In the zoo, animals live their lives for the benefit of humans. Even in the best zoos the animals are, in a sense, actors performing for humans. Their enclosure is an artificial world, a stage set on which they must display their lives. They act the part of other members of their species in the wild and the zoo attempts to tell a story of the lives of these others through them.
The best zoos are concerned to communicate an important set of ideas and attitudes about animals and the natural world, about authentic lives and authentic environments but they must do so through captive animals living inauthentic lives. "Animals in the zoo are living by our favour" but this is not unusual. In an important sense most animals are living by our favour; humans decide how they will live or whether they will live.

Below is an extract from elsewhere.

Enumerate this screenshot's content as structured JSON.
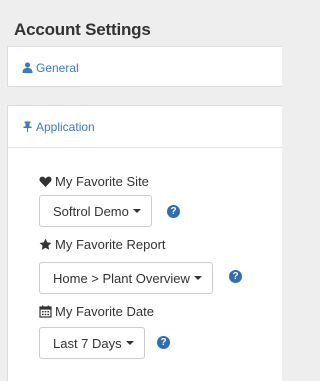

The zoo is simply one institution, a richly complex one, in the arena of human-animal relations in which humans decide what sort of lives and relationships these should be. Excerpts from a review essay by Garry Marvinl, Honorary Research Fellow in Social Anthropology at the University of Kent, of ' Zooman: Inside the Zoo Revolution' by Terry L. Maple and Erika F. Archibald and 'Zoos and Animal Rights: The Ethics of Keeping Animals' by Stephen C. Bostock.

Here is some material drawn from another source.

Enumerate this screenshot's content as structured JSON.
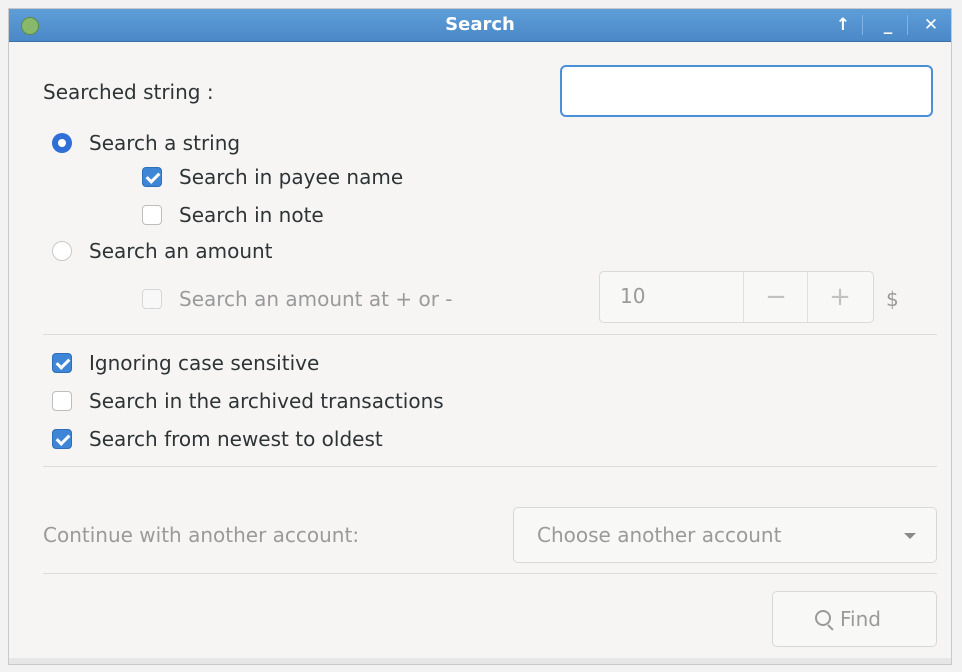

Legal rights for our closest cousins?
To quote the Project's FAQ, “The Great Ape Project is arguing for the inclusion of our fellow great apes in the “community of equals” not because they are human-like, but rather because they possess a variety of characteristics which are morally relevant. These characteristics, such as complex emotional life, strong social and family bonds, and self-awareness, have a great moral weight not because most humans have them too, but because they are morally relevant in themselves.” New Zealand became the first country to enact legislation recognizing the special status of great apes.

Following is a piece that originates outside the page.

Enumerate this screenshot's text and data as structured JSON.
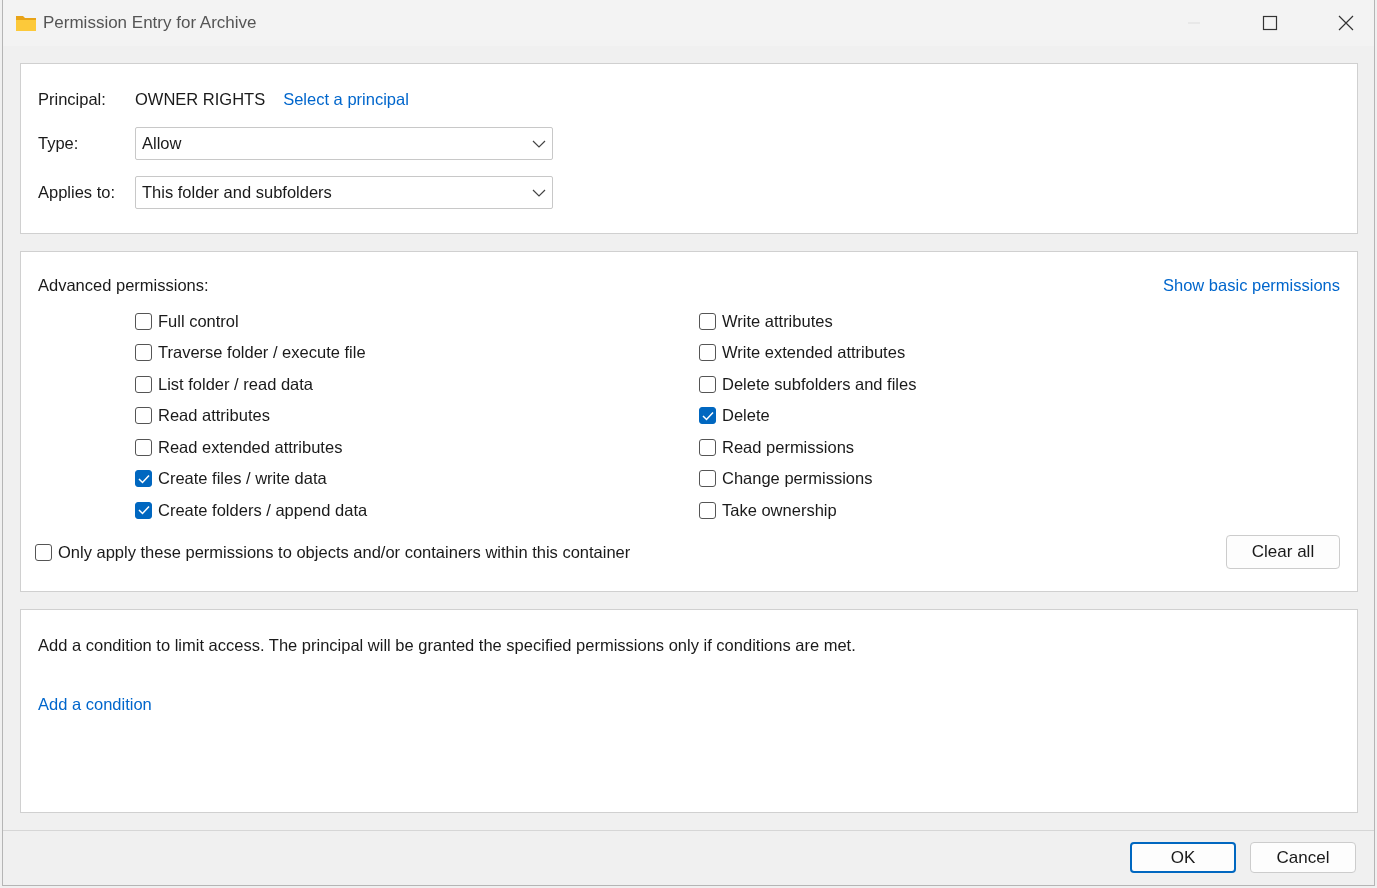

The law prohibits the use of great apes in research, testing,or teaching “unless such use is in the best interests of the nonhuman hominid” or its species. DNA studies show that a chimpanzee’s closest relative is not the gorilla, but the human. Humans share 98.4% of their DNA with the two living species of chimpanzees. Pondering over this molecular comparison an editorial in the magazine New Scientist says “But this misses the point: genomes are not cake recipes.
A few tiny changes in a handful of genes controlling the development of the cortex could easily have a disproportionate impact. A creature that shares 98.4 per cent of its DNA with humans is not 98.4 per cent human, any more than a fish that shares, say, 40 per cent of its DNA with us is 40 per cent human. Gibbons and monkeys share nearly all their DNA with gorillas. And what of tarsiers and lemurs? Take DNA as your measure of sentience and moral worth and the chemical connectedness of life ensures that you soon end up extending honorary personhood to the rat and haddock.”
According to Australian philosophy professor Peter Singer, president of the project,“The community of equals is the moral community within which the most basic ethical and legal principles apply to members. The right to life, the right not to be tortured and the rights not be imprisoned without due process are concepts that now only apply to human beings.” Sceptics argue otherwise. Is it possible to equate a chimpanzee with the intelligence of a four year old? And therefore grant it the same rights as we do for a child or mentally retarded person.
The New Scientist again, “Advocates of the kind of proposal being debated in New Zealand get round such concerns by suggesting we give apes semi-human legal status. But human rights are all or nothing. To think of apes as second-rate versions of ourselves is surely to demean the very creatures we seek to protect.” Biomedical researchers are a worried lot. They believe that this would simply be the first step in a grand plan to extend human rights to all other animals — and the end of their work. What do you think?